Monday, December 7, 2009

Happy Holidays From The Hanke's

Julia and Yeti below the Christmas tree.

From Uncatogorized_Winter_2009

Wednesday, December 2, 2009

Honeymoon in Nepal

Day One -- Denver To L.A. To Bangkok

Day Two -- L.A. To Bangkok To Kathmandu

Day Three

Day Four

Day Five

Day Six

Day Seven

Day Eight

Day Nine

Day Ten

Day Eleven

Day Twelve

Day Thirteen

Day Fourteen

Day Fifteen

Day Sixteen

Day Seventeen

Day Eighteen

Day Nineteen

Sunday, August 23, 2009

Mount Elbert

On a beautiful August day, Julia, Yeti and I decided to hike a bit longer more difficult route up the tallest mountain in the Rockies, Mount Elbert (14,443'). We choose the Black Cloud trailhead. This trail has the most vertical gain at over 5,300' of any routes of the mountain. Depending on who you talk to, this route also covers two 14ers. We didn't see another person on the trail until the summit.

This isn't the longest 14er that I've climbed, but it was certainly one of the hardest. The round trip time on the trail was a little over 10 hours. The trail wasn't well maintained and non-existent for many stretches, probably due to it's lack of popularity. The way up the steep, dirt sections wasn't bad, but the way down was rough! It was good fun, but I'm not yet sure if I would recommend that route to anyone else. There are several other routes that are surely more enjoyable. Another one down....


Mount Bierstadt Hike

Last weekend, Julia, my parents and I hiked Mount Bierstadt. Julia and I wanted a short 14er for our first of the summer. We took Guannella Pass up to the trailhead which was a bit more eventful than expected due to construction on the road. There were several spots on the pass that were single lane only which we had to wait at a temporary stop light to wait for the opposite going traffic to pass. This turned out to be quite a hassle on the way down due to a bad accident on the other side of the pass.

The Hike was short and and sweet. We saw a rare Colorado Moose near the trailhead swimming in a pond. The worst part of this hike was the winding willows near the bottom of the mountain. Other than that, it was a bunch of fun. A five hour round trip is quite short for a 14er, but it was still a good time just to get out there.

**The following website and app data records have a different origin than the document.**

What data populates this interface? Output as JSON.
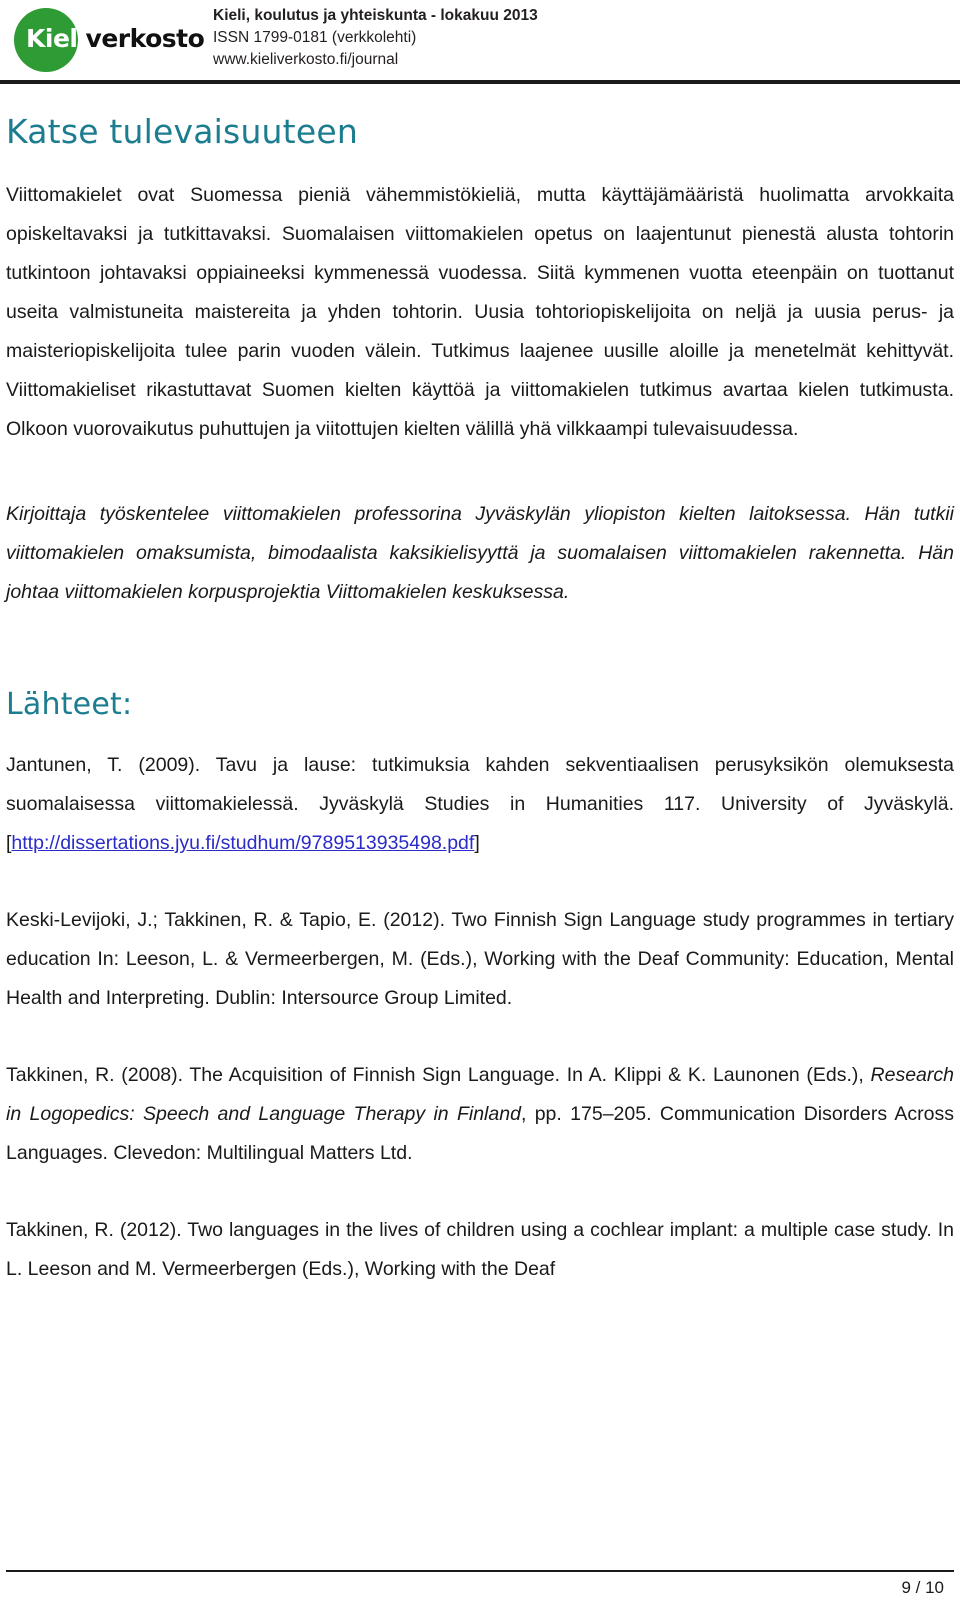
{
  "masthead": {
    "logo": {
      "word_white": "Kieli",
      "word_black": "verkosto",
      "circle_color": "#2f9b35"
    },
    "line1": "Kieli, koulutus ja yhteiskunta - lokakuu 2013",
    "line2": "ISSN 1799-0181 (verkkolehti)",
    "line3": "www.kieliverkosto.fi/journal"
  },
  "article": {
    "title": "Katse tulevaisuuteen",
    "title_color": "#1b7d8f",
    "body_paragraph": "Viittomakielet ovat Suomessa pieniä vähemmistökieliä, mutta käyttäjämääristä huolimatta arvokkaita opiskeltavaksi ja tutkittavaksi. Suomalaisen viittomakielen opetus on laajentunut pienestä alusta tohtorin tutkintoon johtavaksi oppiaineeksi kymmenessä vuodessa. Siitä kymmenen vuotta eteenpäin on tuottanut useita valmistuneita maistereita ja yhden tohtorin. Uusia tohtoriopiskelijoita on neljä ja uusia perus- ja maisteriopiskelijoita tulee parin vuoden välein. Tutkimus laajenee uusille aloille ja menetelmät kehittyvät. Viittomakieliset rikastuttavat Suomen kielten käyttöä ja viittomakielen tutkimus avartaa kielen tutkimusta. Olkoon vuorovaikutus puhuttujen ja viitottujen kielten välillä yhä vilkkaampi tulevaisuudessa.",
    "author_note": "Kirjoittaja työskentelee viittomakielen professorina Jyväskylän yliopiston kielten laitoksessa. Hän tutkii viittomakielen omaksumista, bimodaalista kaksikielisyyttä ja suomalaisen viittomakielen rakennetta. Hän johtaa viittomakielen korpusprojektia Viittomakielen keskuksessa."
  },
  "references": {
    "heading": "Lähteet:",
    "items": [
      {
        "id": "ref-jantunen-2009",
        "before_link": "Jantunen, T. (2009). Tavu ja lause: tutkimuksia kahden sekventiaalisen perusyksikön olemuksesta suomalaisessa viittomakielessä. Jyväskylä Studies in Humanities 117. University of Jyväskylä. [",
        "link_text": "http://dissertations.jyu.fi/studhum/9789513935498.pdf",
        "after_link": "]"
      },
      {
        "id": "ref-keski-levijoki-2012",
        "text": "Keski-Levijoki, J.; Takkinen, R. & Tapio, E. (2012). Two Finnish Sign Language study programmes in tertiary education In: Leeson, L. & Vermeerbergen, M. (Eds.), Working with the Deaf Community: Education, Mental Health and Interpreting. Dublin: Intersource Group Limited."
      },
      {
        "id": "ref-takkinen-2008",
        "part1": "Takkinen, R. (2008). The Acquisition of Finnish Sign Language. In A. Klippi & K. Launonen (Eds.), ",
        "italic": "Research in Logopedics: Speech and Language Therapy in Finland",
        "part2": ", pp. 175–205. Communication Disorders Across Languages. Clevedon: Multilingual Matters Ltd."
      },
      {
        "id": "ref-takkinen-2012",
        "text": "Takkinen, R. (2012). Two languages in the lives of children using a cochlear implant: a multiple case study. In L. Leeson and M. Vermeerbergen (Eds.), Working with the Deaf"
      }
    ]
  },
  "footer": {
    "page_number": "9 / 10"
  },
  "colors": {
    "accent_teal": "#1b7d8f",
    "logo_green": "#2f9b35",
    "link_blue": "#2b2bc8",
    "text": "#1a1a1a"
  }
}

Sunday, August 9, 2009

St. Mary's Glacier --- Skiing in August

On a beautiful, sunny, Colorado summer day, we decided to get out and do some hiking. What better way to get down the hill then on skis!

Jason, Melissa, Eric, Steph and I headed up a short trail to the snow field named St. Mary's Glacier. This is not a true glacier because it does not flow, but it's still fun to ski on! Jason and Melissa are on their 11th consecutive month of skiing in Colorado. Their goal is 20+ months, but I can guess that soon they will start counting in years instead of months.

I have some video footage from our ride down, so check back later.

Jason's pictures are located here

August, still ski season in Colorado.


Thursday, May 14, 2009

Ubuntu 9.04

Yesterday I upgraded my OS from Ubuntu Hardy Herion 8.04 LTS to Ubuntu 9.04 Jaunty Jackalope. Yet again, Ubuntu has done an exceptional job making the install process fast and simple. The whole install process took only 15 minutes and required only 8 mouse clicks. Talk about simplicity!
You can also now install Ubuntu as an application inside of a lesser Operating System (Windows XP/Vista) using Wubi. This is a great option for windows users who don't want to commit to creating a partition on their machine and want the freedom to remove Ubuntu at anytime. That's the great thing about Linux in general, freedom.

Friday, May 8, 2009

Finaly Finished!

This was my end of semester project for a Realtime Digital Media and Robotics class. We used a 6-degree of freedom robotic arm controlled using 2.6 Linux and POSIX threading.
The Robot's main objective was to raster through the playing field looking for red, then green blocks stacking the blocks without any user control. We used computer vision algorithms to close the control loop for the system. This project was a lot of fun!

This is an early version of the HAMSTer cart with only infrared sensors enabled. This was my Electrical Engineering Capstone Final Project. I worked along with 3 other engineering students to build this fully autonomous rover in 16-weeks completely from scratch. The main control unit of this system is a Xilinx Virtex-5 FPGA which handled all the image processing as well as kinematics (6-servos). The Pathing algorithms and GPS communications were handled by the Virtex's internal hardcore PowerPC440 microprocessor.
The bot is getting GPS coordinates and calculating a path to get to that position while avoiding objects. You can see the stereo-vision cameras mounted on the front of the cart on the tilt-pan servos, but they are not currently being used in this video.